→ EXERCISE BRIEF
Write out the entries below once more, exactly, with the pictures left out.

Dataset rows describing interfaces:
☆ ☆ ☆
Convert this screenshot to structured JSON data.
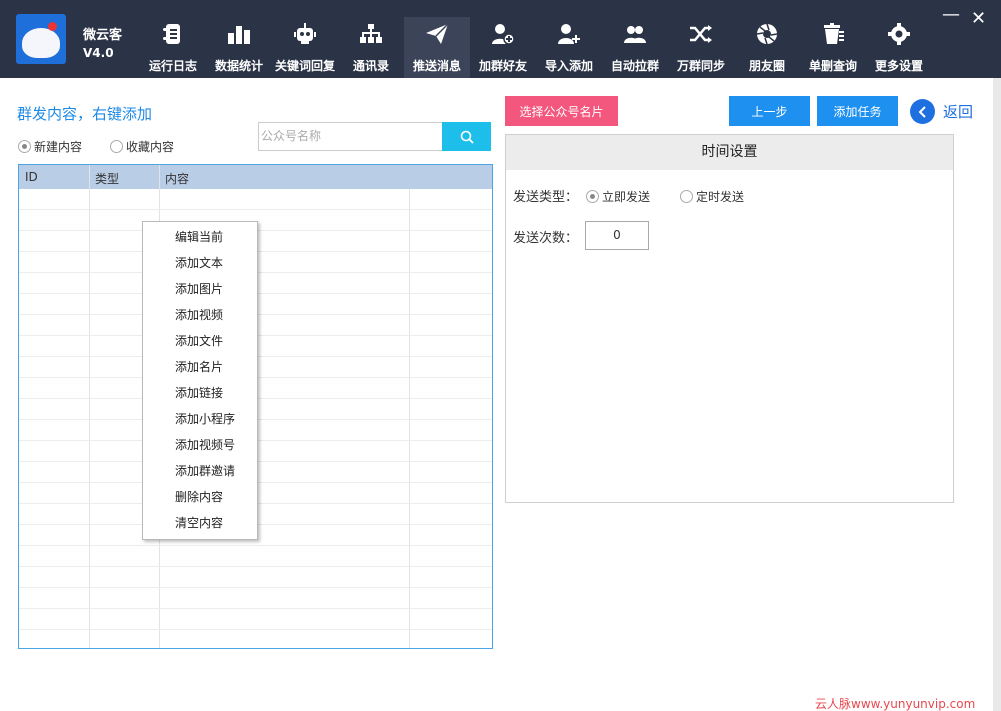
{
  "app": {
    "name": "微云客",
    "version": "V4.0"
  },
  "nav": [
    {
      "label": "运行日志",
      "icon": "log-icon"
    },
    {
      "label": "数据统计",
      "icon": "bar-chart-icon"
    },
    {
      "label": "关键词回复",
      "icon": "robot-icon"
    },
    {
      "label": "通讯录",
      "icon": "org-tree-icon"
    },
    {
      "label": "推送消息",
      "icon": "paper-plane-icon",
      "active": true
    },
    {
      "label": "加群好友",
      "icon": "user-add-icon"
    },
    {
      "label": "导入添加",
      "icon": "user-plus-icon"
    },
    {
      "label": "自动拉群",
      "icon": "group-icon"
    },
    {
      "label": "万群同步",
      "icon": "shuffle-icon"
    },
    {
      "label": "朋友圈",
      "icon": "aperture-icon"
    },
    {
      "label": "单删查询",
      "icon": "trash-icon"
    },
    {
      "label": "更多设置",
      "icon": "gear-icon"
    }
  ],
  "left": {
    "title": "群发内容，右键添加",
    "radio_new": "新建内容",
    "radio_fav": "收藏内容",
    "search_placeholder": "公众号名称",
    "columns": [
      "ID",
      "类型",
      "内容"
    ]
  },
  "context_menu": [
    "编辑当前",
    "添加文本",
    "添加图片",
    "添加视频",
    "添加文件",
    "添加名片",
    "添加链接",
    "添加小程序",
    "添加视频号",
    "添加群邀请",
    "删除内容",
    "清空内容"
  ],
  "right": {
    "select_card_button": "选择公众号名片",
    "prev_button": "上一步",
    "add_task_button": "添加任务",
    "back_label": "返回",
    "time_settings_title": "时间设置",
    "send_type_label": "发送类型：",
    "send_now": "立即发送",
    "send_timed": "定时发送",
    "send_count_label": "发送次数：",
    "send_count_value": "0"
  },
  "watermark": "云人脉www.yunyunvip.com",
  "colors": {
    "topbar": "#2b3346",
    "accent_blue": "#1e90f0",
    "pink": "#f3577e",
    "search_button": "#1dbfea",
    "title_blue": "#1e8ae6"
  }
}
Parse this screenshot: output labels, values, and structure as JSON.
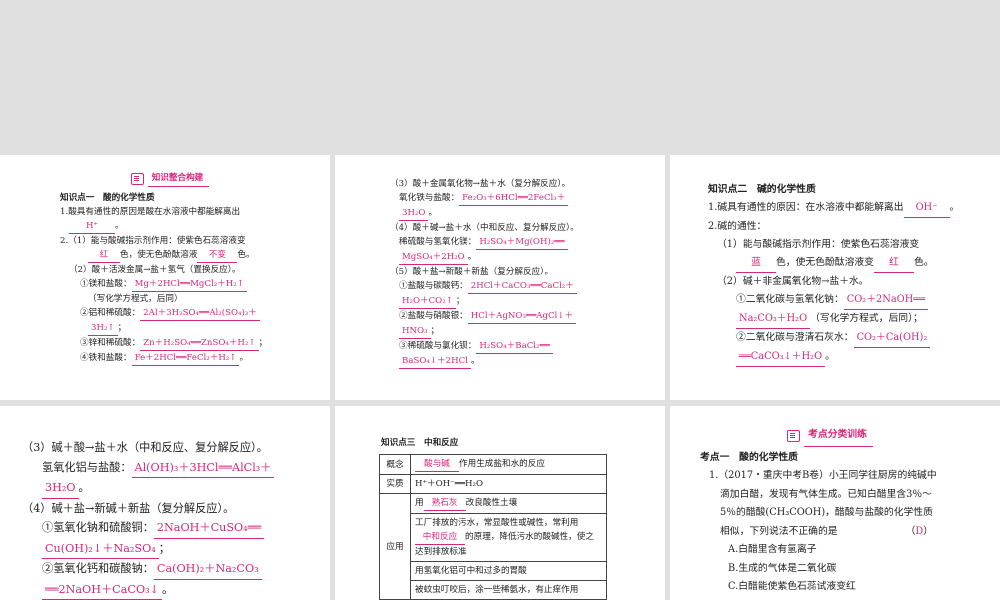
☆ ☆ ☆
→ RESULT OF THE EXERCISE
Convert this screenshot to structured JSON data.
{
  "app": {
    "name": "微云客",
    "version": "V4.0"
  },
  "nav": [
    {
      "label": "运行日志",
      "icon": "log-icon"
    },
    {
      "label": "数据统计",
      "icon": "bar-chart-icon"
    },
    {
      "label": "关键词回复",
      "icon": "robot-icon"
    },
    {
      "label": "通讯录",
      "icon": "org-tree-icon"
    },
    {
      "label": "推送消息",
      "icon": "paper-plane-icon",
      "active": true
    },
    {
      "label": "加群好友",
      "icon": "user-add-icon"
    },
    {
      "label": "导入添加",
      "icon": "user-plus-icon"
    },
    {
      "label": "自动拉群",
      "icon": "group-icon"
    },
    {
      "label": "万群同步",
      "icon": "shuffle-icon"
    },
    {
      "label": "朋友圈",
      "icon": "aperture-icon"
    },
    {
      "label": "单删查询",
      "icon": "trash-icon"
    },
    {
      "label": "更多设置",
      "icon": "gear-icon"
    }
  ],
  "left": {
    "title": "群发内容，右键添加",
    "radio_new": "新建内容",
    "radio_fav": "收藏内容",
    "search_placeholder": "公众号名称",
    "columns": [
      "ID",
      "类型",
      "内容"
    ]
  },
  "context_menu": [
    "编辑当前",
    "添加文本",
    "添加图片",
    "添加视频",
    "添加文件",
    "添加名片",
    "添加链接",
    "添加小程序",
    "添加视频号",
    "添加群邀请",
    "删除内容",
    "清空内容"
  ],
  "right": {
    "select_card_button": "选择公众号名片",
    "prev_button": "上一步",
    "add_task_button": "添加任务",
    "back_label": "返回",
    "time_settings_title": "时间设置",
    "send_type_label": "发送类型：",
    "send_now": "立即发送",
    "send_timed": "定时发送",
    "send_count_label": "发送次数：",
    "send_count_value": "0"
  },
  "watermark": "云人脉www.yunyunvip.com",
  "colors": {
    "topbar": "#2b3346",
    "accent_blue": "#1e90f0",
    "pink": "#f3577e",
    "search_button": "#1dbfea",
    "title_blue": "#1e8ae6"
  }
}
Parse this screenshot: output labels, values, and structure as JSON.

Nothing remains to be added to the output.